Of course, few play karaoke games alone. The titular "Party" mode of the game is clearly where FreeStyle Games focused the most. Unfortunately, I can't determine if this mode was a good idea executed poorly, or just a bad idea altogether. In the Party mode, one player takes the GamePad and microphone and performs in front of the television, facing the audience. The GamePad not only displays lyrics, but directions on how to engage your audience. While well-meaning, there's something terribly awkward about a game telling you to tell others to clap along. The forced directives make this feel less like a Party, and more like an exercise video. And the game's total lack of feedback on the singer's or audience's participation makes following these instructions rather moot.

If there is one thing to like about the Party mode, it is very attractive. The audience gets to see dynamic text appear on the screen, highlighting parts of the song where they should sing along. It looks very fresh--although it's still not an adequate replacement for having music videos.

Casual Wii U owners looking for a karaoke experience will still get a lot of mileage out of SiNG Party--if only because there's no alternative on the platform. It gets the job done, and likely will for as long as Nintendo releases DLC for the game. However, singing enthusiasts have much better options on other platforms, and won't need an invitation to this otherwise disappointing party.

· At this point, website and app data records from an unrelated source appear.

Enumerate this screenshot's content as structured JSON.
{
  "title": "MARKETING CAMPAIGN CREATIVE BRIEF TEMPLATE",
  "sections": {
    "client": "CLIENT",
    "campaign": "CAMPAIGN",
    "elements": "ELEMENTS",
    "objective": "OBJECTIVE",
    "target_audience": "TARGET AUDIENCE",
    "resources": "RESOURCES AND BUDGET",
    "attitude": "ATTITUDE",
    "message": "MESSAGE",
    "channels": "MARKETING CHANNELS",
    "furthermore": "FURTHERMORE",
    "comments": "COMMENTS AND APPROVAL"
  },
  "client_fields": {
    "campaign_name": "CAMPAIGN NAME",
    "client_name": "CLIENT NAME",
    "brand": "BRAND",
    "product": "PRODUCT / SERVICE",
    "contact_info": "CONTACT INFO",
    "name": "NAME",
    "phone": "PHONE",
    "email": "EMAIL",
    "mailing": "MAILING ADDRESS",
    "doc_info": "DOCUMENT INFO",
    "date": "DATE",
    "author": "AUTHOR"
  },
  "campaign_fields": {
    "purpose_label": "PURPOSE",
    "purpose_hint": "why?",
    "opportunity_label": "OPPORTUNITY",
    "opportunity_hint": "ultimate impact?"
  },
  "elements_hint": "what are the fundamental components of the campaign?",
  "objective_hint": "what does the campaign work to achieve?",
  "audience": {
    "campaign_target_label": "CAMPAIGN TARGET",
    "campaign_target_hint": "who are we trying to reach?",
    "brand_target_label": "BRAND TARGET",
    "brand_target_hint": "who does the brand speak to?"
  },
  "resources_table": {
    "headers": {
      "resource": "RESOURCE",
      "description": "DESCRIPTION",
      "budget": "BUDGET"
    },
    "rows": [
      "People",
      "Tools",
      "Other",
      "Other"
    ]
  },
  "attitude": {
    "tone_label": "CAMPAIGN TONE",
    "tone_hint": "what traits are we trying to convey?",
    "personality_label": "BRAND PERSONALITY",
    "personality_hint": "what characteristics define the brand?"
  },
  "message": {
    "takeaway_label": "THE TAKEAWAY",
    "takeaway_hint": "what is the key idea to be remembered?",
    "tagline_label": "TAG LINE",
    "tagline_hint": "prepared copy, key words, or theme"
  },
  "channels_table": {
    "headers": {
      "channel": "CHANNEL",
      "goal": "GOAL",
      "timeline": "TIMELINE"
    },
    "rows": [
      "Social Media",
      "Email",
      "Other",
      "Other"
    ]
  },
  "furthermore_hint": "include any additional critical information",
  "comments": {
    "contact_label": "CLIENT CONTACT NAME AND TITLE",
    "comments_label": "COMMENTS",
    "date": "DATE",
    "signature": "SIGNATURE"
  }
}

This SiNG Party review was based on a retail Wii U version of the game provided by the publisher. The game will be available on November 18th. Online functionality could not be tested, as Nintendo Network was unavailable before publishing.